Activity
Check each line of the material, and show the ones that include the word "nCIRCUIT".
◇ ◇ ◇ ◇
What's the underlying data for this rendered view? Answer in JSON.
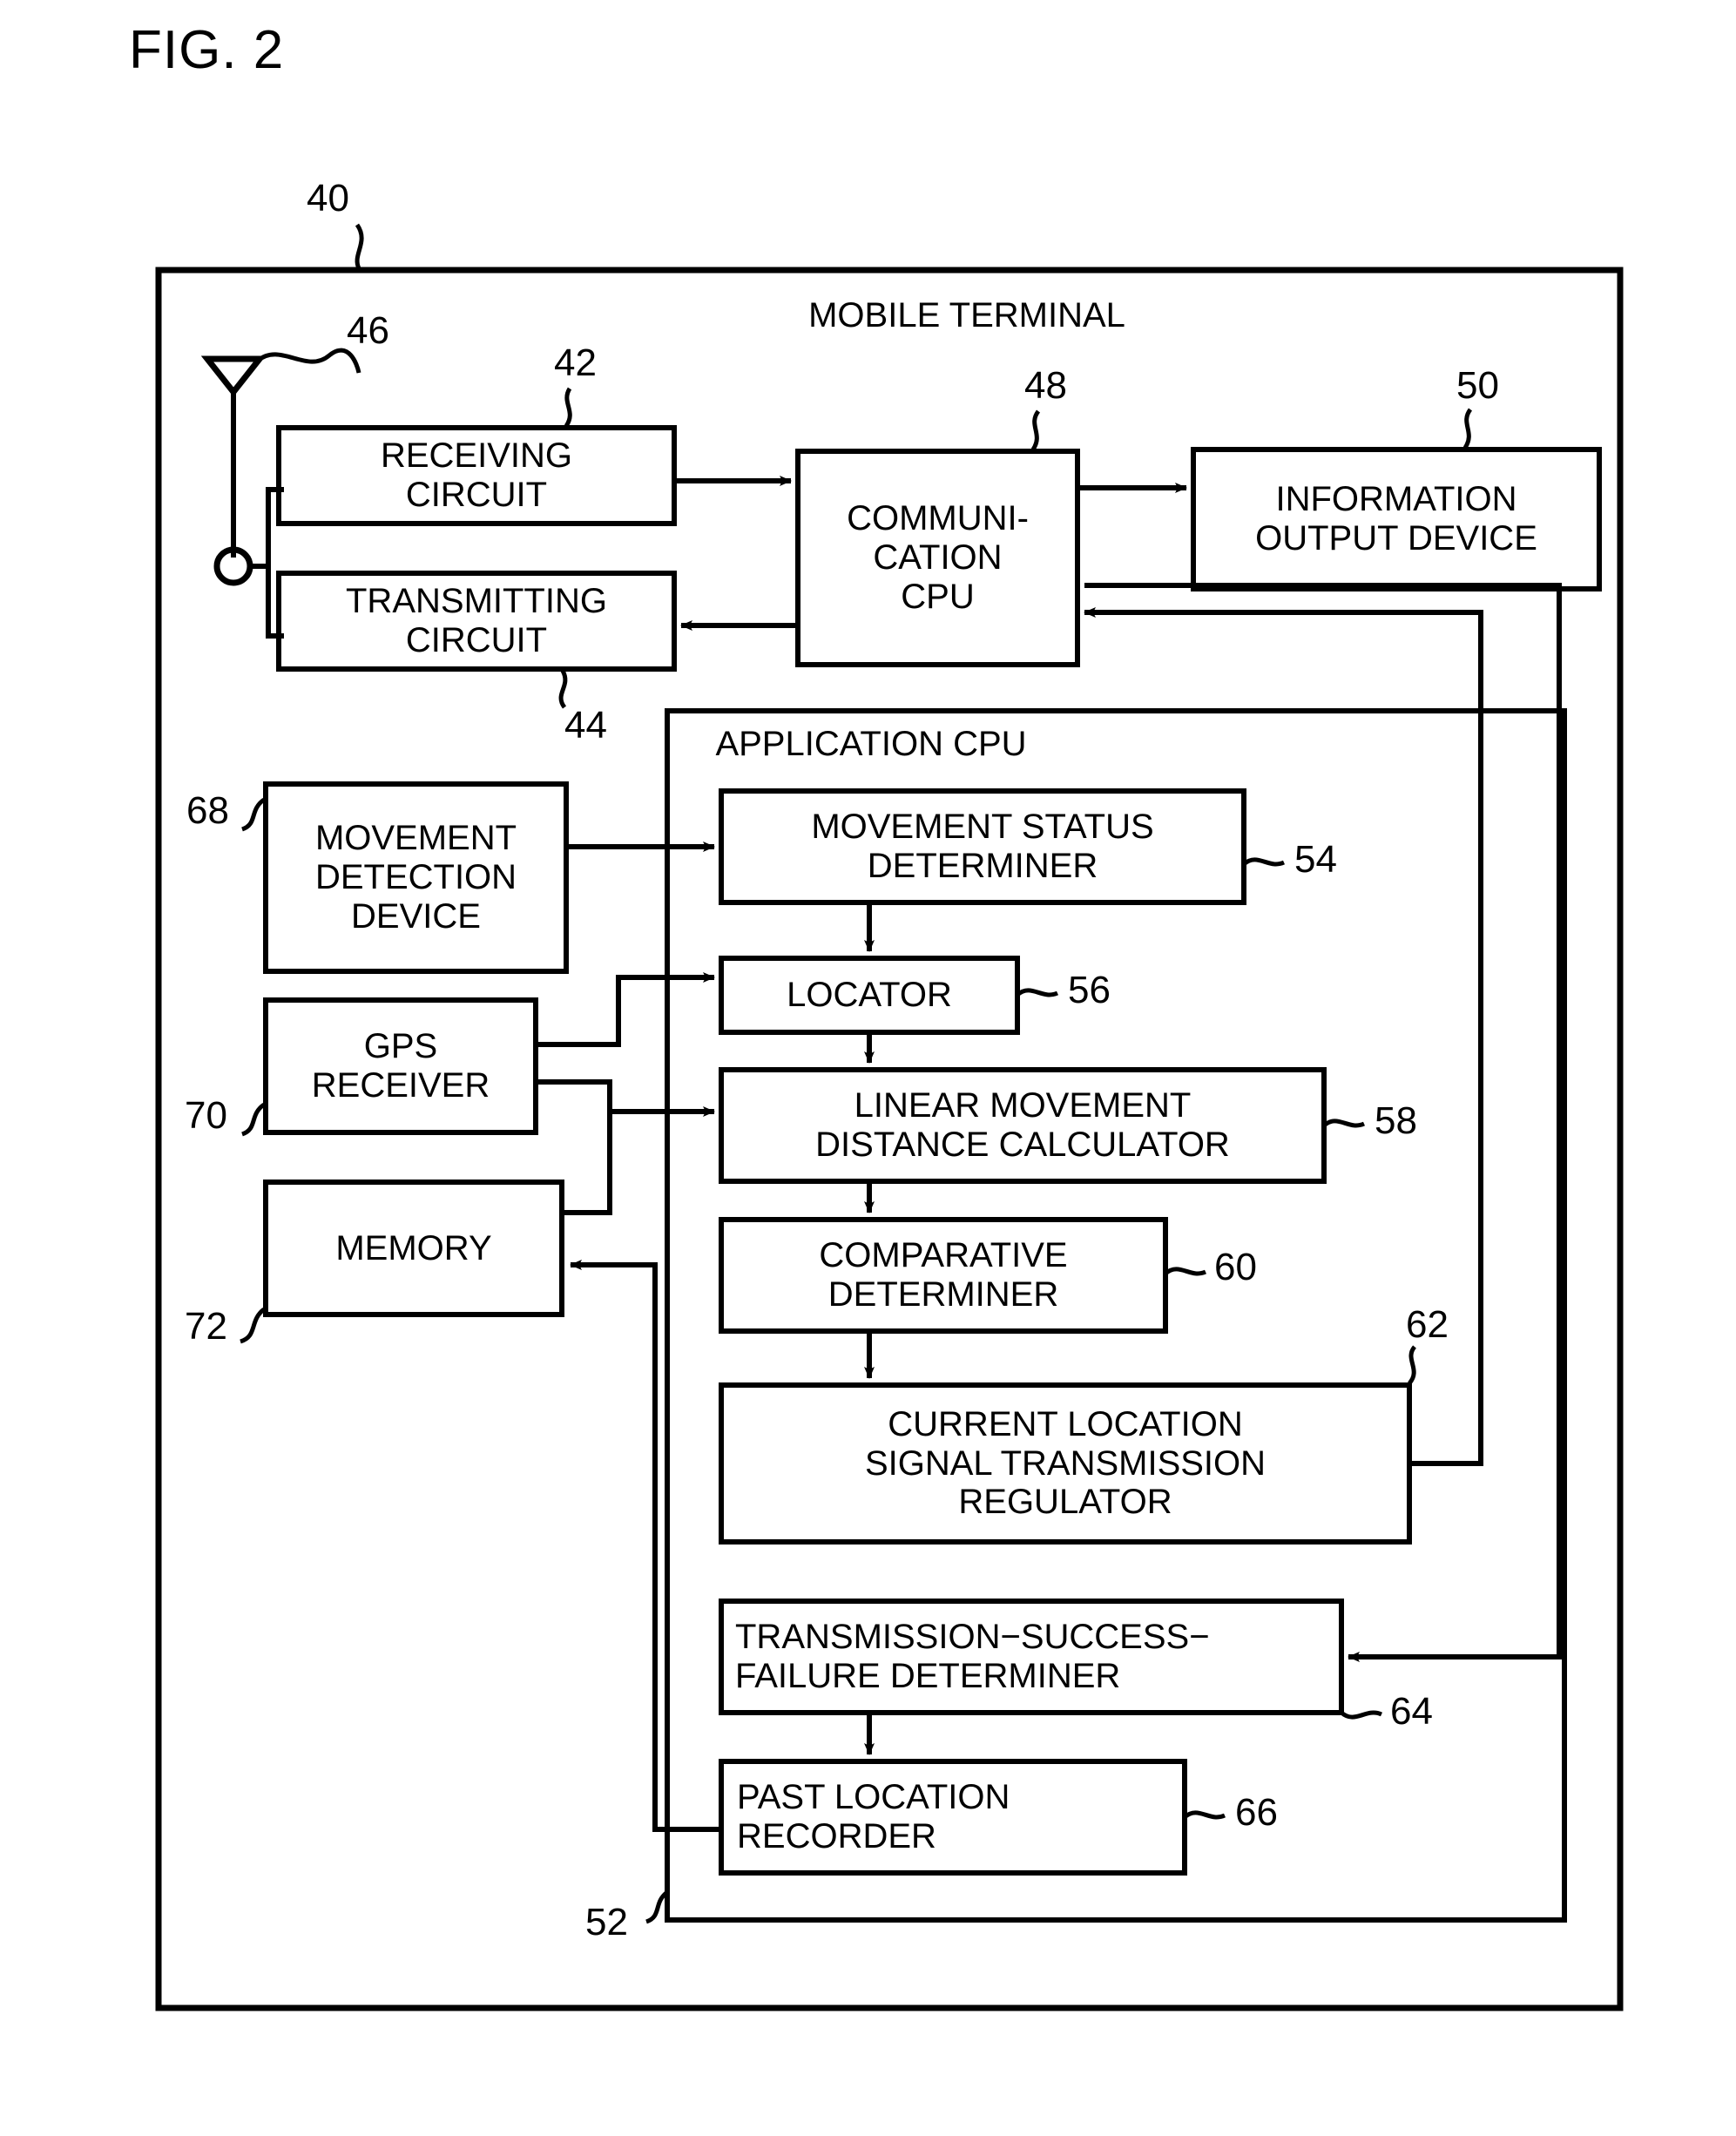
{
  "figure": {
    "title": "FIG. 2",
    "outer_group_title": "MOBILE TERMINAL",
    "outer_group_ref": "40",
    "inner_group_title": "APPLICATION CPU",
    "inner_group_ref": "52",
    "antenna_ref": "46"
  },
  "blocks": {
    "receiving_circuit": {
      "label": "RECEIVING\nCIRCUIT",
      "ref": "42"
    },
    "transmitting_circuit": {
      "label": "TRANSMITTING\nCIRCUIT",
      "ref": "44"
    },
    "communication_cpu": {
      "label": "COMMUNI-\nCATION\nCPU",
      "ref": "48"
    },
    "information_output_device": {
      "label": "INFORMATION\nOUTPUT DEVICE",
      "ref": "50"
    },
    "movement_detection_device": {
      "label": "MOVEMENT\nDETECTION\nDEVICE",
      "ref": "68"
    },
    "gps_receiver": {
      "label": "GPS\nRECEIVER",
      "ref": "70"
    },
    "memory": {
      "label": "MEMORY",
      "ref": "72"
    },
    "movement_status_determiner": {
      "label": "MOVEMENT STATUS\nDETERMINER",
      "ref": "54"
    },
    "locator": {
      "label": "LOCATOR",
      "ref": "56"
    },
    "linear_movement_distance_calculator": {
      "label": "LINEAR MOVEMENT\nDISTANCE CALCULATOR",
      "ref": "58"
    },
    "comparative_determiner": {
      "label": "COMPARATIVE\nDETERMINER",
      "ref": "60"
    },
    "current_location_signal_transmission_regulator": {
      "label": "CURRENT LOCATION\nSIGNAL TRANSMISSION\nREGULATOR",
      "ref": "62"
    },
    "transmission_success_failure_determiner": {
      "label": "TRANSMISSION−SUCCESS−\nFAILURE DETERMINER",
      "ref": "64"
    },
    "past_location_recorder": {
      "label": "PAST LOCATION\nRECORDER",
      "ref": "66"
    }
  },
  "colors": {
    "stroke": "#000000",
    "background": "#ffffff"
  }
}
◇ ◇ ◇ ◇
Written solution
      "label": "RECEIVING\nCIRCUIT",
      "label": "TRANSMITTING\nCIRCUIT",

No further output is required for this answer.